=== Begin Enclosure ===
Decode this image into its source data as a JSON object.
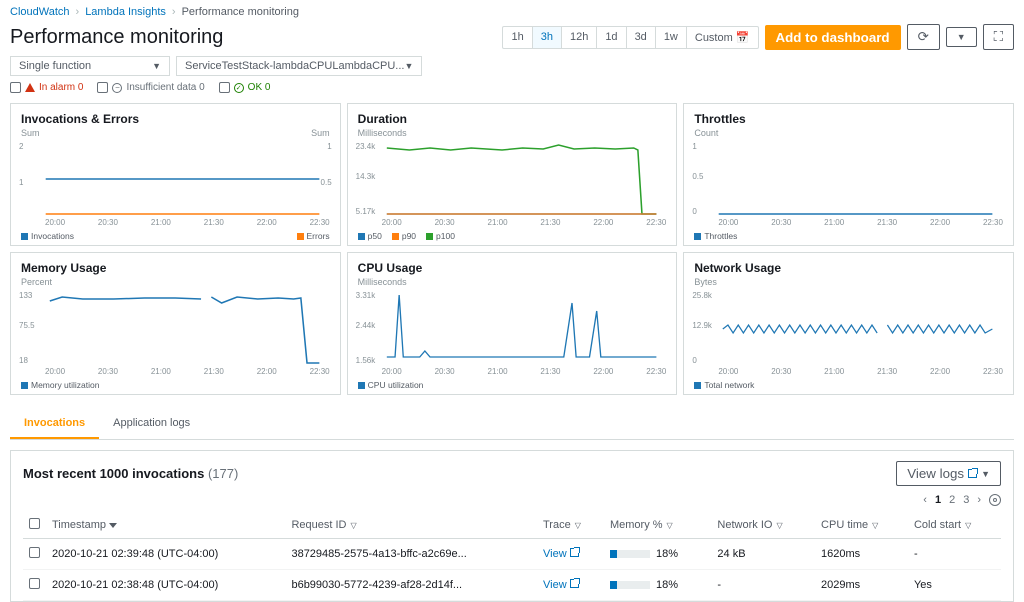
{
  "breadcrumb": {
    "root": "CloudWatch",
    "mid": "Lambda Insights",
    "cur": "Performance monitoring"
  },
  "title": "Performance monitoring",
  "time_ranges": [
    "1h",
    "3h",
    "12h",
    "1d",
    "3d",
    "1w",
    "Custom 📅"
  ],
  "time_active": "3h",
  "add_btn": "Add to dashboard",
  "selectors": {
    "mode": "Single function",
    "fn": "ServiceTestStack-lambdaCPULambdaCPU..."
  },
  "status": {
    "alarm": "In alarm 0",
    "insuf": "Insufficient data 0",
    "ok": "OK 0"
  },
  "panels": {
    "inv": {
      "title": "Invocations & Errors",
      "sub": "Sum",
      "sub2": "Sum",
      "legend": [
        "Invocations",
        "Errors"
      ]
    },
    "dur": {
      "title": "Duration",
      "sub": "Milliseconds",
      "legend": [
        "p50",
        "p90",
        "p100"
      ]
    },
    "thr": {
      "title": "Throttles",
      "sub": "Count",
      "legend": [
        "Throttles"
      ]
    },
    "mem": {
      "title": "Memory Usage",
      "sub": "Percent",
      "legend": [
        "Memory utilization"
      ]
    },
    "cpu": {
      "title": "CPU Usage",
      "sub": "Milliseconds",
      "legend": [
        "CPU utilization"
      ]
    },
    "net": {
      "title": "Network Usage",
      "sub": "Bytes",
      "legend": [
        "Total network"
      ]
    }
  },
  "xticks": [
    "20:00",
    "20:30",
    "21:00",
    "21:30",
    "22:00",
    "22:30"
  ],
  "chart_data": [
    {
      "type": "line",
      "title": "Invocations & Errors",
      "x": [
        "20:00",
        "20:30",
        "21:00",
        "21:30",
        "22:00",
        "22:30"
      ],
      "series": [
        {
          "name": "Invocations",
          "values": [
            1,
            1,
            1,
            1,
            1,
            1
          ]
        },
        {
          "name": "Errors",
          "values": [
            0,
            0,
            0,
            0,
            0,
            0
          ]
        }
      ],
      "ylim_left": [
        0,
        2
      ],
      "ylim_right": [
        0,
        1
      ],
      "ylabel": "Sum"
    },
    {
      "type": "line",
      "title": "Duration",
      "x": [
        "20:00",
        "20:30",
        "21:00",
        "21:30",
        "22:00",
        "22:30"
      ],
      "series": [
        {
          "name": "p50",
          "values": [
            5170,
            5170,
            5170,
            5170,
            5170,
            5170
          ]
        },
        {
          "name": "p90",
          "values": [
            5170,
            5170,
            5170,
            5170,
            5170,
            5170
          ]
        },
        {
          "name": "p100",
          "values": [
            23000,
            22800,
            22900,
            22800,
            23400,
            22700
          ]
        }
      ],
      "ylim": [
        5170,
        23400
      ],
      "ylabel": "Milliseconds",
      "note": "p100 drops sharply to ~5170 after 22:30"
    },
    {
      "type": "line",
      "title": "Throttles",
      "x": [
        "20:00",
        "20:30",
        "21:00",
        "21:30",
        "22:00",
        "22:30"
      ],
      "series": [
        {
          "name": "Throttles",
          "values": [
            0,
            0,
            0,
            0,
            0,
            0
          ]
        }
      ],
      "ylim": [
        0,
        1
      ],
      "ylabel": "Count"
    },
    {
      "type": "line",
      "title": "Memory Usage",
      "x": [
        "20:00",
        "20:30",
        "21:00",
        "21:30",
        "22:00",
        "22:30"
      ],
      "series": [
        {
          "name": "Memory utilization",
          "values": [
            128,
            128,
            128,
            127,
            129,
            128
          ]
        }
      ],
      "ylim": [
        18,
        133
      ],
      "ylabel": "Percent",
      "note": "drops to ~18 after 22:30"
    },
    {
      "type": "line",
      "title": "CPU Usage",
      "x": [
        "20:00",
        "20:30",
        "21:00",
        "21:30",
        "22:00",
        "22:30"
      ],
      "series": [
        {
          "name": "CPU utilization",
          "values": [
            1650,
            1650,
            1650,
            1650,
            1650,
            1650
          ]
        }
      ],
      "ylim": [
        1560,
        3310
      ],
      "ylabel": "Milliseconds",
      "note": "occasional spikes near 3310 around 20:05 and 22:00"
    },
    {
      "type": "line",
      "title": "Network Usage",
      "x": [
        "20:00",
        "20:30",
        "21:00",
        "21:30",
        "22:00",
        "22:30"
      ],
      "series": [
        {
          "name": "Total network",
          "values": [
            13000,
            13000,
            13000,
            13000,
            13000,
            13000
          ]
        }
      ],
      "ylim": [
        0,
        25800
      ],
      "ylabel": "Bytes",
      "note": "rapid oscillation around ~12.9k"
    }
  ],
  "tabs": {
    "inv": "Invocations",
    "logs": "Application logs"
  },
  "table": {
    "title": "Most recent 1000 invocations",
    "count": "(177)",
    "view_logs": "View logs",
    "pages": [
      "1",
      "2",
      "3"
    ],
    "headers": [
      "Timestamp",
      "Request ID",
      "Trace",
      "Memory %",
      "Network IO",
      "CPU time",
      "Cold start"
    ],
    "rows": [
      {
        "ts": "2020-10-21 02:39:48 (UTC-04:00)",
        "rid": "38729485-2575-4a13-bffc-a2c69e...",
        "trace": "View",
        "mem": "18%",
        "net": "24 kB",
        "cpu": "1620ms",
        "cold": "-"
      },
      {
        "ts": "2020-10-21 02:38:48 (UTC-04:00)",
        "rid": "b6b99030-5772-4239-af28-2d14f...",
        "trace": "View",
        "mem": "18%",
        "net": "-",
        "cpu": "2029ms",
        "cold": "Yes"
      }
    ]
  }
}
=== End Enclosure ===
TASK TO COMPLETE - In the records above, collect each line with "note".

SOLVED EXERCISE -
      "note": "p100 drops sharply to ~5170 after 22:30"
      "note": "drops to ~18 after 22:30"
      "note": "occasional spikes near 3310 around 20:05 and 22:00"
      "note": "rapid oscillation around ~12.9k"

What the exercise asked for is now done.